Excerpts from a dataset
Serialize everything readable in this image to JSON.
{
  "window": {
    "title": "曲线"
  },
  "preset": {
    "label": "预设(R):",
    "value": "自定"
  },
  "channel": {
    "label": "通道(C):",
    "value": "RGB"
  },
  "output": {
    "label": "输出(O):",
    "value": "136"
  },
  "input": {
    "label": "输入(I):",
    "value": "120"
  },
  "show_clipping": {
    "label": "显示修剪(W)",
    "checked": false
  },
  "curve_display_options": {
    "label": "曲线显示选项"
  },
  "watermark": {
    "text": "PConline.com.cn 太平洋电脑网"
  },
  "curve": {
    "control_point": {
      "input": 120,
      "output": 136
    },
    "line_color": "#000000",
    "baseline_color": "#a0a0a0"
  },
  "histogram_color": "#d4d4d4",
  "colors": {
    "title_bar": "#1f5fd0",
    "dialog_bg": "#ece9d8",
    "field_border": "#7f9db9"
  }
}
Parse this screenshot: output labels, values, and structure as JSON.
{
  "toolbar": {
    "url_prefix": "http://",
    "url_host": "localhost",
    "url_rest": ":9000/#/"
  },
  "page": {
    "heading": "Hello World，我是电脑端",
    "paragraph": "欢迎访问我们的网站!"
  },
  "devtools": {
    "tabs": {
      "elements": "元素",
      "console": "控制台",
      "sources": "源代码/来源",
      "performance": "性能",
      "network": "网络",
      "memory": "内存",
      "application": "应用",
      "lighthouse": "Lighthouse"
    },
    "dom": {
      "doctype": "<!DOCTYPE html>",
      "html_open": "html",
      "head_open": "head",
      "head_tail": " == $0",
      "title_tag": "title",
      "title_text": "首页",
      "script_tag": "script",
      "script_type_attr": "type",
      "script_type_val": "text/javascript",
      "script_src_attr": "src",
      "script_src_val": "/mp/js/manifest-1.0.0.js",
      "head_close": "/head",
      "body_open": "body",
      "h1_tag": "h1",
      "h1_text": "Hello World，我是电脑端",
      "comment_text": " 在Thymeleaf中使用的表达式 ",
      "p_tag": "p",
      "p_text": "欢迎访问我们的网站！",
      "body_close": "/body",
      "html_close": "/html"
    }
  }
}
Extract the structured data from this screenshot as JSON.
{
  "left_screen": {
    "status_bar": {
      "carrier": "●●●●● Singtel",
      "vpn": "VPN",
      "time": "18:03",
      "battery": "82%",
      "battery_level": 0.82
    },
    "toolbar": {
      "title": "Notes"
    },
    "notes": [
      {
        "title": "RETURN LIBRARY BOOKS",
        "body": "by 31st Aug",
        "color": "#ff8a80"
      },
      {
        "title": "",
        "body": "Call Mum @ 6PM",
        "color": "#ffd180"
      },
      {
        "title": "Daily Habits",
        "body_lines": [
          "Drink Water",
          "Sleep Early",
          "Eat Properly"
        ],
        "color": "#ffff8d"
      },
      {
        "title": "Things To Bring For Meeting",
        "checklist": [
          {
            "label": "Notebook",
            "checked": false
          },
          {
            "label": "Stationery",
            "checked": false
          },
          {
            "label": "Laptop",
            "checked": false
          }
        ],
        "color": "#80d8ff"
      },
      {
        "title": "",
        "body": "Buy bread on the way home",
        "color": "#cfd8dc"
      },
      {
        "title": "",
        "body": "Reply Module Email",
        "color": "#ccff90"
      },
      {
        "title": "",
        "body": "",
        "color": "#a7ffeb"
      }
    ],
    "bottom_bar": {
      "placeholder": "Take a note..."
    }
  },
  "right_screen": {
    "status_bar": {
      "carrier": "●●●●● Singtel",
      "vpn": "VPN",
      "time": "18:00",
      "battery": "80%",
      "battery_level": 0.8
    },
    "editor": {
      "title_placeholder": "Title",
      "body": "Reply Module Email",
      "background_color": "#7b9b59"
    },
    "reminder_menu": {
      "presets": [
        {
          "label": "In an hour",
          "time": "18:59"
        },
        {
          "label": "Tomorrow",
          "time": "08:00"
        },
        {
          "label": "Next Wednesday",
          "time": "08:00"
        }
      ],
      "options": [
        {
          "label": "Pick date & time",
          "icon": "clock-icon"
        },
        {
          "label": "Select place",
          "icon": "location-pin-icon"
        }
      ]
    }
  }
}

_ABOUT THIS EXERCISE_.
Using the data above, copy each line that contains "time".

_WRITTEN ANSWER_.
      "time": "18:03",
      "time": "18:00",
          "time": "18:59"
          "time": "08:00"
          "time": "08:00"
          "label": "Pick date & time",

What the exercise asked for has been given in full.